and national historic district.
A state and national district
means the district would be placed on the State and National Registers
of Historic Places. The National Register is maintained by the National
Park Service, Department of the Interior, and is the nation's official
list of districts, buildings, sites structures and objects significant
in American history, architecture, archeology, engineering, and culture.
The criteria for evaluation of potential entries in the Register are:
that they are associated with events
that have made a significant contribution to the broad patterns of our
that they are associated with the lives
of significant persons in our past; or
that they embody the distinctive characteristics
of a type, period, or method of construction, or that represent the work
of a master, or that possess high artistic values, or that represent a
significant and distinguishable entity whose components may lack individual
that they have yielded, or may be likely
to yield, information important in history or prehistory.
We believe the development of the Bennett
Tract played a significant role in the broad pattern of the history of
Binghamton.
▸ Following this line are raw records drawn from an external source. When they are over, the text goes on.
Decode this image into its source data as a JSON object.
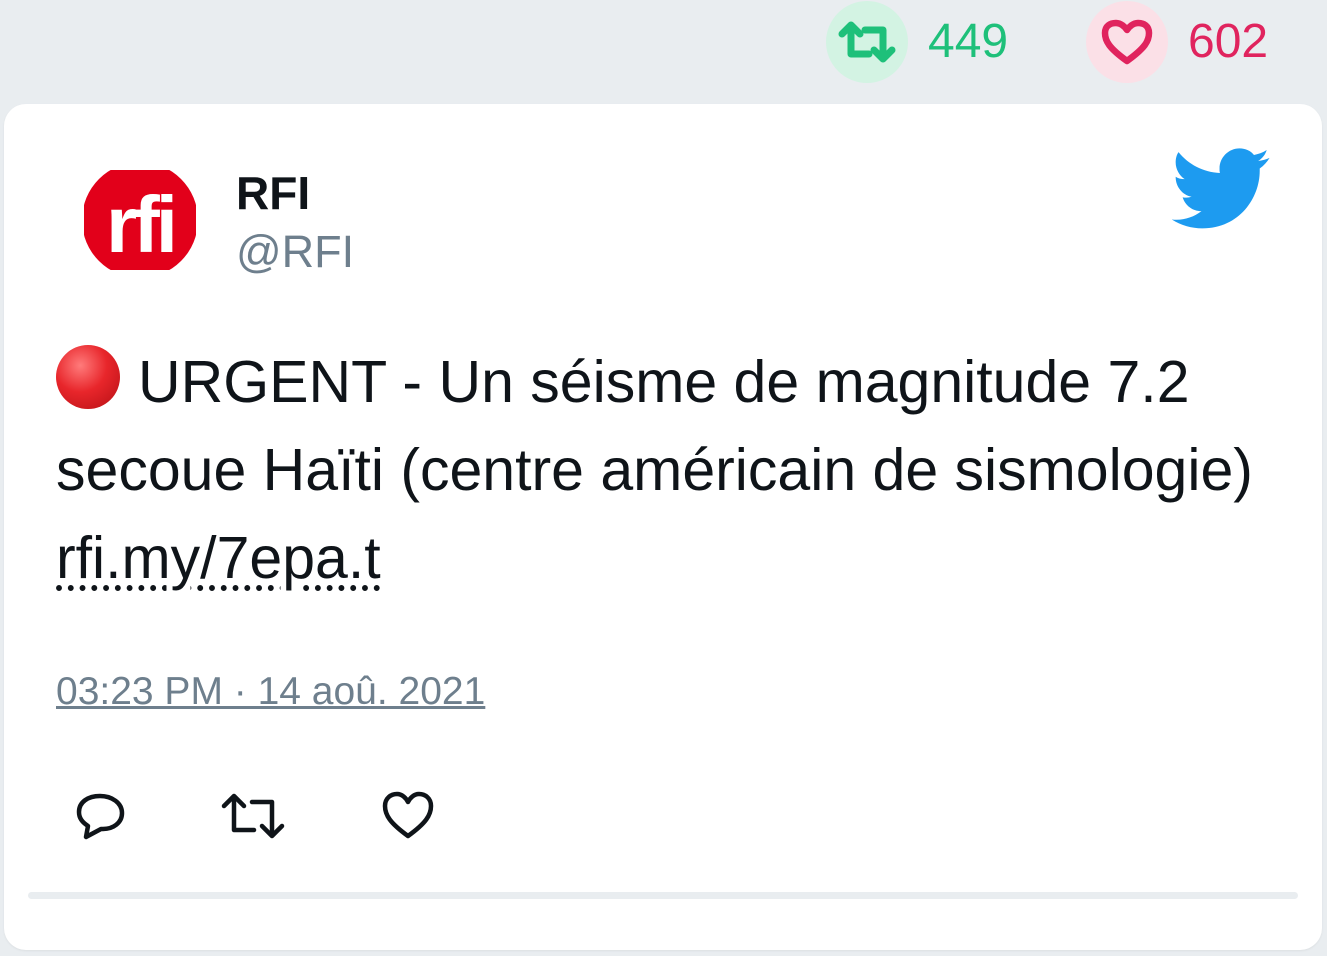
{
  "stats": {
    "retweet_count": "449",
    "like_count": "602"
  },
  "author": {
    "name": "RFI",
    "handle": "@RFI",
    "avatar_logo_text": "rfi"
  },
  "tweet": {
    "text": "URGENT - Un séisme de magnitude 7.2 secoue Haïti (centre américain de sismologie) ",
    "link": "rfi.my/7epa.t",
    "timestamp": "03:23 PM · 14 aoû. 2021"
  },
  "icons": {
    "urgent": "red-circle-icon",
    "brand": "twitter-bird-icon",
    "reply": "reply-icon",
    "retweet": "retweet-icon",
    "like": "heart-icon"
  },
  "colors": {
    "retweet_green": "#1ec07a",
    "like_pink": "#e0245e",
    "twitter_blue": "#1d9bf0",
    "rfi_red": "#e2001a",
    "muted_text": "#6e7f8d"
  }
}
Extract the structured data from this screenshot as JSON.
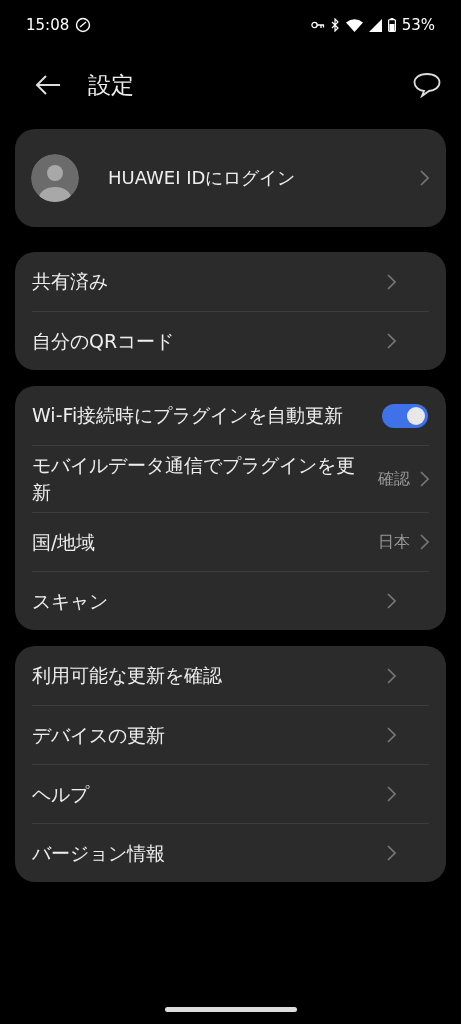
{
  "status_bar": {
    "time": "15:08",
    "battery": "53%"
  },
  "header": {
    "title": "設定"
  },
  "account": {
    "label": "HUAWEI IDにログイン"
  },
  "groups": [
    {
      "items": [
        {
          "kind": "link",
          "label": "共有済み"
        },
        {
          "kind": "link",
          "label": "自分のQRコード"
        }
      ]
    },
    {
      "items": [
        {
          "kind": "toggle",
          "label": "Wi-Fi接続時にプラグインを自動更新",
          "on": true
        },
        {
          "kind": "link",
          "label": "モバイルデータ通信でプラグインを更新",
          "value": "確認"
        },
        {
          "kind": "link",
          "label": "国/地域",
          "value": "日本"
        },
        {
          "kind": "link",
          "label": "スキャン"
        }
      ]
    },
    {
      "items": [
        {
          "kind": "link",
          "label": "利用可能な更新を確認"
        },
        {
          "kind": "link",
          "label": "デバイスの更新"
        },
        {
          "kind": "link",
          "label": "ヘルプ"
        },
        {
          "kind": "link",
          "label": "バージョン情報"
        }
      ]
    }
  ]
}
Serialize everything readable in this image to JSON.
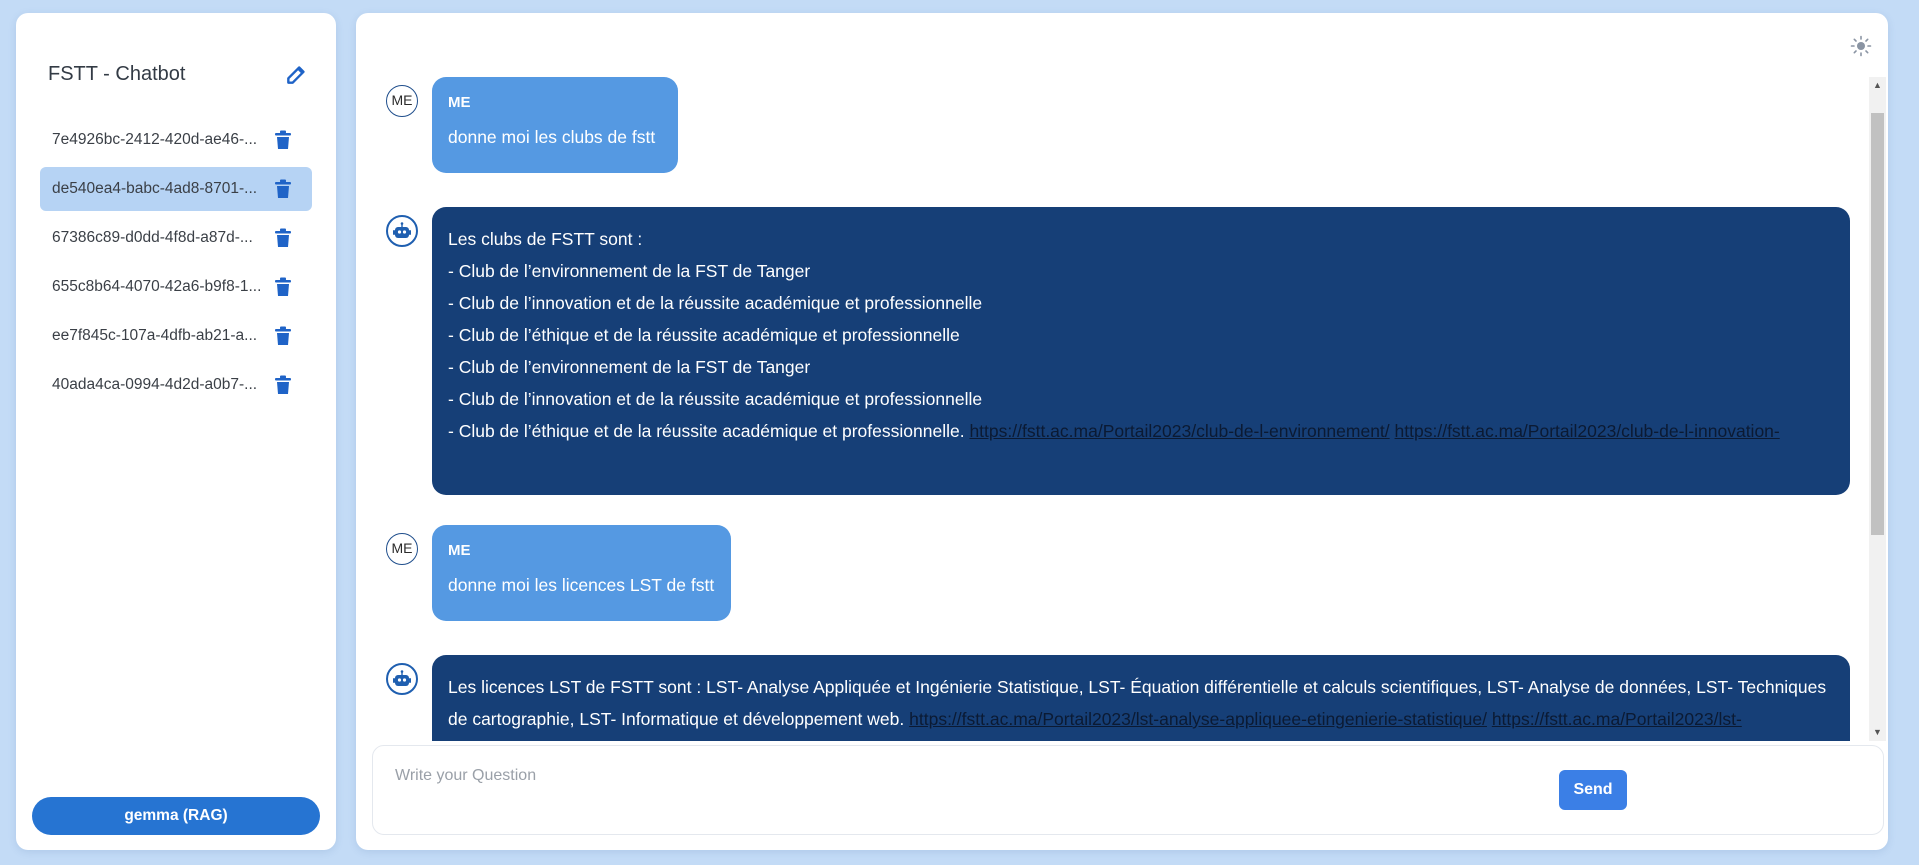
{
  "sidebar": {
    "title": "FSTT - Chatbot",
    "conversations": [
      {
        "label": "7e4926bc-2412-420d-ae46-..."
      },
      {
        "label": "de540ea4-babc-4ad8-8701-..."
      },
      {
        "label": "67386c89-d0dd-4f8d-a87d-..."
      },
      {
        "label": "655c8b64-4070-42a6-b9f8-1..."
      },
      {
        "label": "ee7f845c-107a-4dfb-ab21-a..."
      },
      {
        "label": "40ada4ca-0994-4d2d-a0b7-..."
      }
    ],
    "active_index": 1,
    "model_button": "gemma (RAG)"
  },
  "messages": [
    {
      "role": "user",
      "avatar": "ME",
      "sender": "ME",
      "text": "donne moi les clubs de fstt"
    },
    {
      "role": "bot",
      "lines": [
        "Les clubs de FSTT sont :",
        "- Club de l’environnement de la FST de Tanger",
        "- Club de l’innovation et de la réussite académique et professionnelle",
        "- Club de l’éthique et de la réussite académique et professionnelle",
        "- Club de l’environnement de la FST de Tanger",
        "- Club de l’innovation et de la réussite académique et professionnelle",
        "- Club de l’éthique et de la réussite académique et professionnelle."
      ],
      "links": [
        "https://fstt.ac.ma/Portail2023/club-de-l-environnement/",
        "https://fstt.ac.ma/Portail2023/club-de-l-innovation-"
      ]
    },
    {
      "role": "user",
      "avatar": "ME",
      "sender": "ME",
      "text": "donne moi les licences LST de fstt"
    },
    {
      "role": "bot",
      "text": "Les licences LST de FSTT sont : LST- Analyse Appliquée et Ingénierie Statistique, LST- Équation différentielle et calculs scientifiques, LST- Analyse de données, LST- Techniques de cartographie, LST- Informatique et développement web.",
      "links": [
        "https://fstt.ac.ma/Portail2023/lst-analyse-appliquee-etingenierie-statistique/",
        "https://fstt.ac.ma/Portail2023/lst-"
      ]
    }
  ],
  "input": {
    "placeholder": "Write your Question",
    "value": ""
  },
  "send_label": "Send",
  "colors": {
    "accent": "#2674d2",
    "user_bubble": "#5599e2",
    "bot_bubble": "#163f77",
    "background": "#c3dbf6"
  }
}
The architecture of the homes built during the period embodies
the distinctive styles of the time with high artistic values. The neighborhood
was peopled with individuals who singly and together are significant to
Binghamton's growth and history.
The pursuit of a state-national
district will take considerable time and effort but will be well worth
it in greater incentive to rehabilitate historic properties and increased
pride in our entire neighborhood. Presently, federal law allows owners
of commercial property to take a 20% federal income tax credit for the
cost of substantial rehabilitation. There are currently bills under consideration
at both the State and Federal level that would provide the same tax incentive
to residential owners. In addition, designated properties may take advantage
of a city tax abatement program in which the overall assessment is adjusted
gradually over a 10-year period after substantial improvements are made
to a property. There are no restrictions placed on owners of state and
nationally registered historic properties.
If you have any information about the "housestory"
of a home in the proposed district we need it and would love to have it!
do not hesitate to e-mail
Sandra Haining with comments or questions.